Nothing makes writing look amateurish and unprofessional like basic sentence errors. This week we look at errors in pronoun-antecedent agreement and subject-verb agreement.
First, let’s define some terms. A pronoun is a word that stands in for a noun (or noun phrase). An antecedent is the noun (or noun phrase) it stands in for. Pronouns and antecedents must agree in number, person, and gender.
Number: Use singular pronouns for singular antecedents and plural pronouns for plural antecedents.
- Everyone on the committee took his or her [not their] seat.
- All the committee members cast their [not his or her] vote.
Person: Pronouns may be first person, referring to the speaker(s), second person, referring to the listener(s), or third person, referring to something being spoken about. Always match the person of the pronoun to its antecedent.
- Survey responders are asked to include an email address with their [not your] submissions.
Gender: Pronouns may be masculine (he, his, etc.), feminine (she, hers, etc.), or neutral (it, its). Make sure to match the correct gender between pronoun and antecedent.
- The tugboat broke loose from its (not her) moorings.
For more information about pronoun-antecedent agreement, see pages 325-326 in Write for Business and pages 366-367 in Write for Work.
The verb of a sentence must agree with the subject in number (singular or plural). Here are two basic examples.
- Our manager happily agrees to order pizza for everyone. (singular subject and verb)
- We certainly agree about that great idea. (plural subject and verb)
Many things can make subject-verb agreement a bit tricky. Here are three examples.
- Two subjects joined with and call for a plural verb.
- When two subjects are joined with or, the verb must match the last subject.
- Collective nouns (class, family, team, and so on) may be singular or plural, depending upon how they are used.

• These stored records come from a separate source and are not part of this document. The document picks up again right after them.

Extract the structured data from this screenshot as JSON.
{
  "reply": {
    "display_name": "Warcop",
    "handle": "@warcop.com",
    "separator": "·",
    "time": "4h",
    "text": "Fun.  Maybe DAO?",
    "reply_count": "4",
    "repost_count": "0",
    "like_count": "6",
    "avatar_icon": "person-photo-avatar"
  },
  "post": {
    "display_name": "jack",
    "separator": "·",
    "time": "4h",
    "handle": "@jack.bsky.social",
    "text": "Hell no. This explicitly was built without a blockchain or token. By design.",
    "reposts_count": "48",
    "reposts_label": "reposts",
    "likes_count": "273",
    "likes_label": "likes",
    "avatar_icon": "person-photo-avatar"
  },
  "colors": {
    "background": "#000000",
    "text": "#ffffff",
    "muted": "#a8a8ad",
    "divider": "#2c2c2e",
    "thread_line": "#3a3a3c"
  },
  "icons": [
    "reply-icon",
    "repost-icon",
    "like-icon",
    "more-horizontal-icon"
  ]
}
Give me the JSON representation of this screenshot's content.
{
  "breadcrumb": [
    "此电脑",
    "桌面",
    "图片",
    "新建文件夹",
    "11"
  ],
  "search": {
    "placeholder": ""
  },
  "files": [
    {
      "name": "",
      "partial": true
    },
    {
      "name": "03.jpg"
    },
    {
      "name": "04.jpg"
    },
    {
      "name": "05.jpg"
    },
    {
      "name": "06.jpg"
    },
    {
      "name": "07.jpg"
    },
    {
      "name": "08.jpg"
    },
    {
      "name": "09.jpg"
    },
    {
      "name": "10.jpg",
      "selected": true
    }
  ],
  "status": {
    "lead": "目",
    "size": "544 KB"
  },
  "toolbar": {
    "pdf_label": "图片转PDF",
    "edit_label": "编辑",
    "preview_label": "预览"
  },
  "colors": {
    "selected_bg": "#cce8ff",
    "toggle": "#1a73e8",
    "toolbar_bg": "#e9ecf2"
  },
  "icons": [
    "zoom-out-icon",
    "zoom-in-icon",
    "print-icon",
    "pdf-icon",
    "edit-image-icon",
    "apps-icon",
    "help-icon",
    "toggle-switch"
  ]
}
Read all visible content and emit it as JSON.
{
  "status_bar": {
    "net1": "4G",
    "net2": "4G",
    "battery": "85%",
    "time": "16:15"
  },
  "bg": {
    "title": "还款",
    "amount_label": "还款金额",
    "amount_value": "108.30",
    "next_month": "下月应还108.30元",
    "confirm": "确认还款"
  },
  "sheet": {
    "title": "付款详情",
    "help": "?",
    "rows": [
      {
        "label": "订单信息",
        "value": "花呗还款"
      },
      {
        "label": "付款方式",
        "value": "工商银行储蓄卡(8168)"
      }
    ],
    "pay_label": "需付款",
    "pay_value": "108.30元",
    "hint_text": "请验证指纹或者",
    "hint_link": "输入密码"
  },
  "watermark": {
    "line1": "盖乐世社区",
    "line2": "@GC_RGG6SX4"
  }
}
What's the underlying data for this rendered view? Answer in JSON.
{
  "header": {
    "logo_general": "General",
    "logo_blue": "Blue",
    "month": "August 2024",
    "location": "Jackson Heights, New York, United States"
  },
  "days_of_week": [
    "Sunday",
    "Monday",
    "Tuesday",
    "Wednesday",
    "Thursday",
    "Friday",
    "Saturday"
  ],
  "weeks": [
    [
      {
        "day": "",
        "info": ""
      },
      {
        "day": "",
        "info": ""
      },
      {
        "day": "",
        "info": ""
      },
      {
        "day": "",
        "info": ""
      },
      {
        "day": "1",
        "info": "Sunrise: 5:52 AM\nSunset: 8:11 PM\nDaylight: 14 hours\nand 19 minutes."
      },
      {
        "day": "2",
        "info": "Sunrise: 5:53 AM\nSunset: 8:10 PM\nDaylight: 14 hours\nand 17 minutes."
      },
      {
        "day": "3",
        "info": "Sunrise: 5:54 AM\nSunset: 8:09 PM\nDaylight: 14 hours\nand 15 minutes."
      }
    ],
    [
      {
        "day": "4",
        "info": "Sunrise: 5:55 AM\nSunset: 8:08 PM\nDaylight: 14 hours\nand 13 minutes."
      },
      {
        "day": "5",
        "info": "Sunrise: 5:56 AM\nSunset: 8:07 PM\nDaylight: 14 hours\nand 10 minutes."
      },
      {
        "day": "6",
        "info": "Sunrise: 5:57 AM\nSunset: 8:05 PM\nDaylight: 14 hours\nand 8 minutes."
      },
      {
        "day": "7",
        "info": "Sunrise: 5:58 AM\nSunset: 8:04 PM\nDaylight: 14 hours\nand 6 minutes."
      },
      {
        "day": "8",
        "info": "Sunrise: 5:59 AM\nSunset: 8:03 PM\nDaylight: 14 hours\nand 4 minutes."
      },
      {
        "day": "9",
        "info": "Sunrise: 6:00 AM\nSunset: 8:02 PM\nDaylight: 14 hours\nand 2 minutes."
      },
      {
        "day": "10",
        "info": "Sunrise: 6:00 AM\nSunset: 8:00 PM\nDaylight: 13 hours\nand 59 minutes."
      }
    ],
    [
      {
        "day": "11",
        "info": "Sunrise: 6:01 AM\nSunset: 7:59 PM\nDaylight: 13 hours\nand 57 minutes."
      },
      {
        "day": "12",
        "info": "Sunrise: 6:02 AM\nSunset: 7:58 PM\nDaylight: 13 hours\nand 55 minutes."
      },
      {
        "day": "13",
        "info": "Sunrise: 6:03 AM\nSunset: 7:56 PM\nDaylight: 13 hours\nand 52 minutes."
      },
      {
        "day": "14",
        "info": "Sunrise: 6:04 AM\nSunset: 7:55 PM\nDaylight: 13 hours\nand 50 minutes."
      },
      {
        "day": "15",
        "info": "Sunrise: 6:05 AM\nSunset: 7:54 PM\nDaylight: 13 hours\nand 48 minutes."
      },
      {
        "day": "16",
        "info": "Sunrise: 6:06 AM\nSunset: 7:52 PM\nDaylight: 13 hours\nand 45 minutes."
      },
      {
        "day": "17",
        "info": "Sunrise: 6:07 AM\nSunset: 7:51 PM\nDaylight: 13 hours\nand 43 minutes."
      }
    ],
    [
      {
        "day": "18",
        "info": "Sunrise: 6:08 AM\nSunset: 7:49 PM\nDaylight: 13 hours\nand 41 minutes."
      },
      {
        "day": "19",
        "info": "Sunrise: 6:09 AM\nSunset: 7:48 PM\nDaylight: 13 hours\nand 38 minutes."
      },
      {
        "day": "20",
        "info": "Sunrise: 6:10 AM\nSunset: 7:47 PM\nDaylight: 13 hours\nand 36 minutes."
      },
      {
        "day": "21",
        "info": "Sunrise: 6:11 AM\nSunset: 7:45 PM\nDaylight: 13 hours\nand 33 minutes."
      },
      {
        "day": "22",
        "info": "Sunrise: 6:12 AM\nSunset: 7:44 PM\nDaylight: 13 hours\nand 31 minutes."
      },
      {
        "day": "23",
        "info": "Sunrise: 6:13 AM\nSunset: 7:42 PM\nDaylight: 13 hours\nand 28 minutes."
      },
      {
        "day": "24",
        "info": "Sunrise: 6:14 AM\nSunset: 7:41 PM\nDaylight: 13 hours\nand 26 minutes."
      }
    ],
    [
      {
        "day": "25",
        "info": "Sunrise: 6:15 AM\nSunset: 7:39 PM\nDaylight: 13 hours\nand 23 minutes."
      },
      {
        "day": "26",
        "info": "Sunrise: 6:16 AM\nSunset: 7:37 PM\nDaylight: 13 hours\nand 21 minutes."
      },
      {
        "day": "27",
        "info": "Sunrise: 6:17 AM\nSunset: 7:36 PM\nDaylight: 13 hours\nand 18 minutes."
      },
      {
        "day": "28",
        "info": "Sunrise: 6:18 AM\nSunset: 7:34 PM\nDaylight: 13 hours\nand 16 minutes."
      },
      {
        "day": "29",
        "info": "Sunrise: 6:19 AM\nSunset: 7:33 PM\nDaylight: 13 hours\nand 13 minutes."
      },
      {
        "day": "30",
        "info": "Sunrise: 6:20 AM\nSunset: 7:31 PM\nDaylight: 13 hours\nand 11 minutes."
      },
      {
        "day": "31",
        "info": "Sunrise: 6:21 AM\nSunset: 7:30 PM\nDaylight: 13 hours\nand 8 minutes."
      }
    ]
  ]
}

See pages 323-324 in Write for Business or 363-365 in Write for Work for more explanations and examples.